===== DATA SUPPLIED =====
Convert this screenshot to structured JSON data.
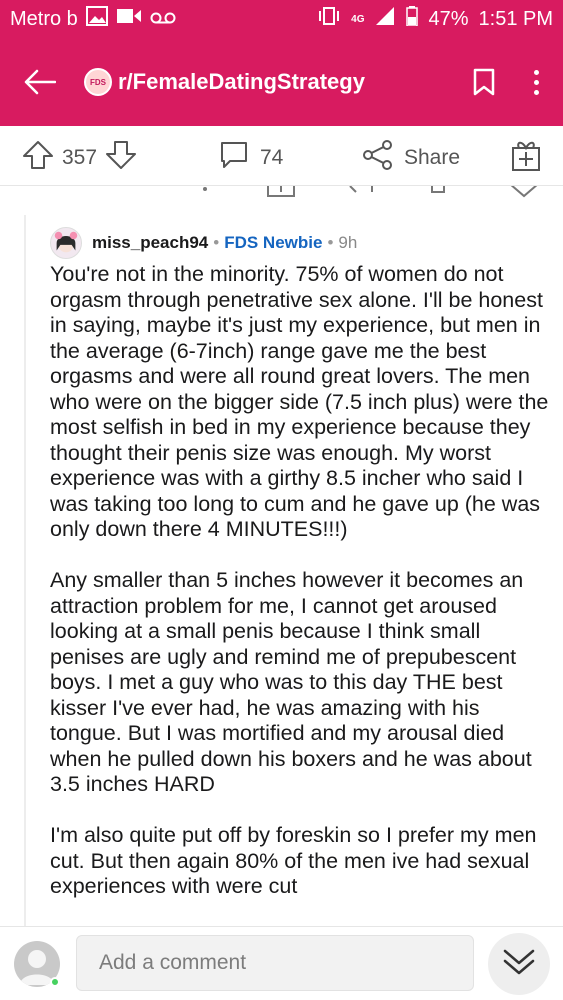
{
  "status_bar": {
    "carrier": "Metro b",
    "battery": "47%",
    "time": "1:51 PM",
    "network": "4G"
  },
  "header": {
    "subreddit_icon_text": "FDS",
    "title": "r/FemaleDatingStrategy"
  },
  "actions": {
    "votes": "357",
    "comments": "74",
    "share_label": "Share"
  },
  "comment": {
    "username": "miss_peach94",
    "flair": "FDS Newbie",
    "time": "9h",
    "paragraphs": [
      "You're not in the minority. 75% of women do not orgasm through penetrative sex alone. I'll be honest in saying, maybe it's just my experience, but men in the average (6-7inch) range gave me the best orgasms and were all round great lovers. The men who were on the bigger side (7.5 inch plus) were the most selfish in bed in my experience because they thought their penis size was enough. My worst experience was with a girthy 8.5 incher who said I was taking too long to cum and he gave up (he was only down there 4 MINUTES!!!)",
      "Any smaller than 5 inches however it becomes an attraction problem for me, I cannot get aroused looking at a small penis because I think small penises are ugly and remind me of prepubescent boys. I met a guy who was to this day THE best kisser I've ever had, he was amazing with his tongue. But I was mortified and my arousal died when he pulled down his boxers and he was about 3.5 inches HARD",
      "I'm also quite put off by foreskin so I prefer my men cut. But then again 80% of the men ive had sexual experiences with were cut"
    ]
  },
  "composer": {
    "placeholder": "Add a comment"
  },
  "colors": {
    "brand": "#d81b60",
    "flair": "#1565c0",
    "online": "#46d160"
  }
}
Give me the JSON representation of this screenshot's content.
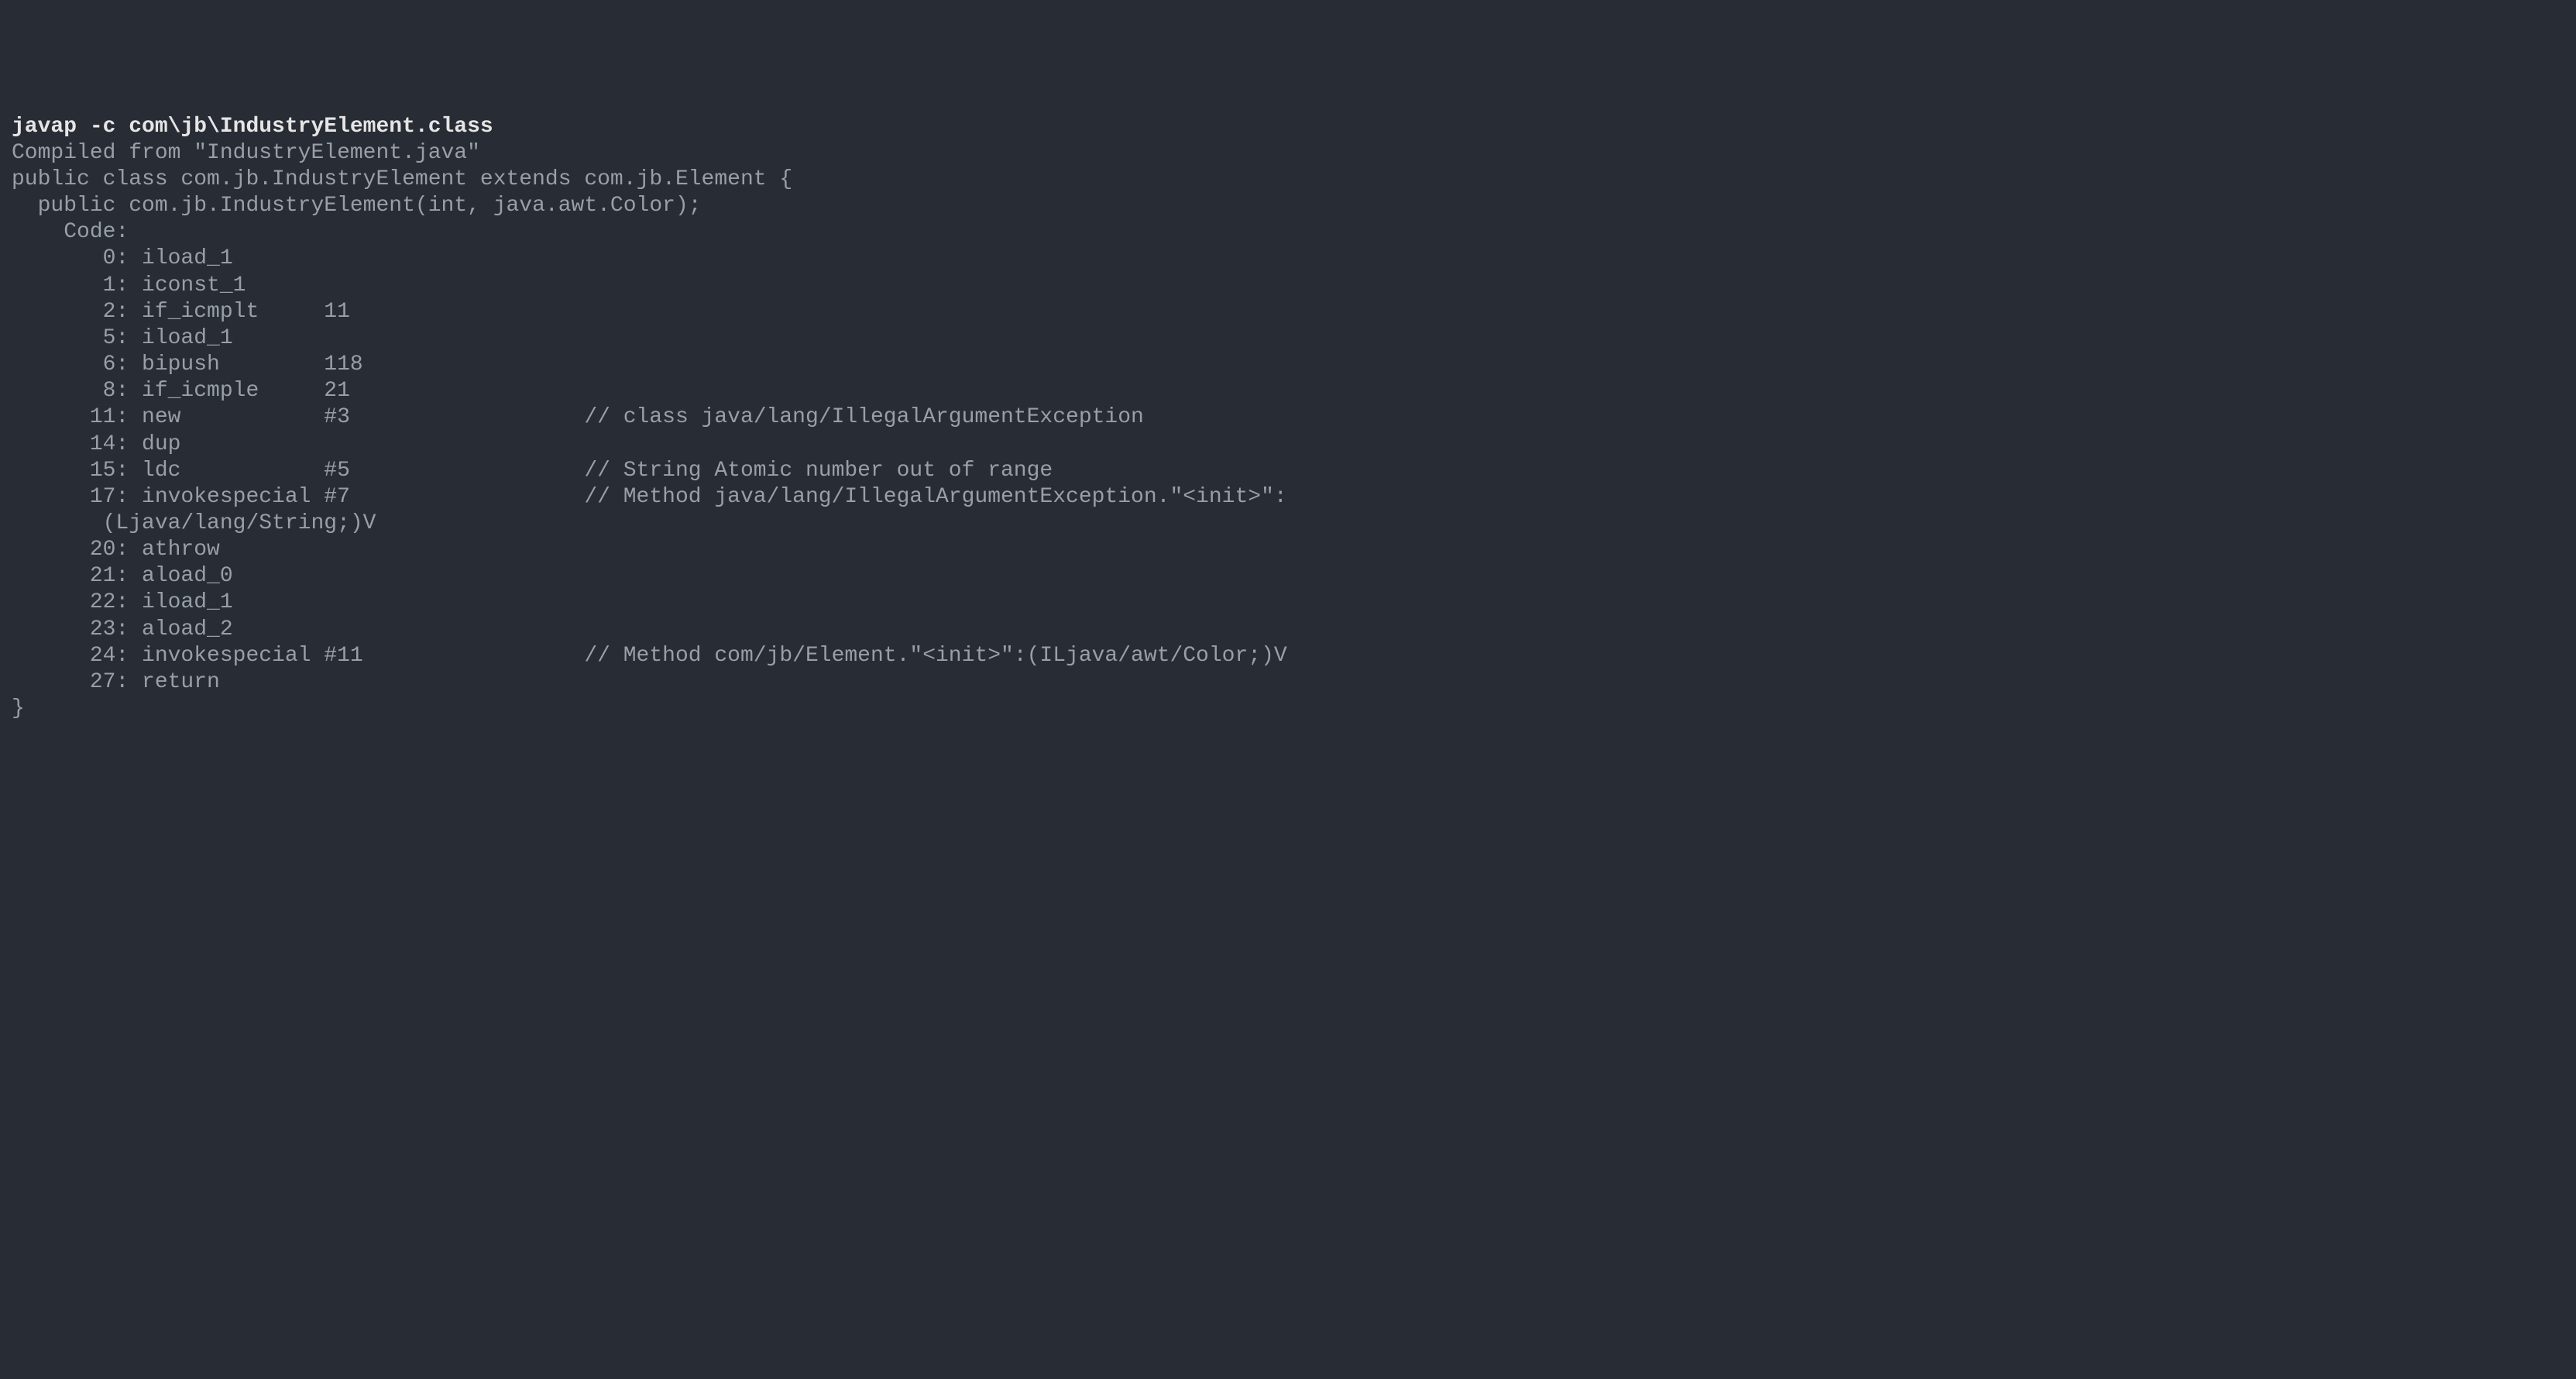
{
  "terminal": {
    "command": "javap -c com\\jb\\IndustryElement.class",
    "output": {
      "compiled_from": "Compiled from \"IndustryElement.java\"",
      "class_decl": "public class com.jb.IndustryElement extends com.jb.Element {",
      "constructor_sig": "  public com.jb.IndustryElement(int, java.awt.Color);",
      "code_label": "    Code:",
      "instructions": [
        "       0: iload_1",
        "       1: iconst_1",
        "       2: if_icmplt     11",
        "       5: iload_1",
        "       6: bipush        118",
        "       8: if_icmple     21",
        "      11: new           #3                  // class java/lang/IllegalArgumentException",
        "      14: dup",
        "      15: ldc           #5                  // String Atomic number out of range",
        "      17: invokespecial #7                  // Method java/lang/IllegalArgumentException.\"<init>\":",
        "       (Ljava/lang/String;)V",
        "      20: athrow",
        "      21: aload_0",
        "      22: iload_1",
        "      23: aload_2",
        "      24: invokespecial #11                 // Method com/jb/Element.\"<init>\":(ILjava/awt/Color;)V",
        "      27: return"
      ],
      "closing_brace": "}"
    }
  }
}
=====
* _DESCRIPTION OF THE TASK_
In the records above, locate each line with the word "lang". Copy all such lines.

* _RESPONSE BELOW_
        "      11: new           #3                  // class java/lang/IllegalArgumentException",
        "      17: invokespecial #7                  // Method java/lang/IllegalArgumentException.\"<init>\":",
        "       (Ljava/lang/String;)V",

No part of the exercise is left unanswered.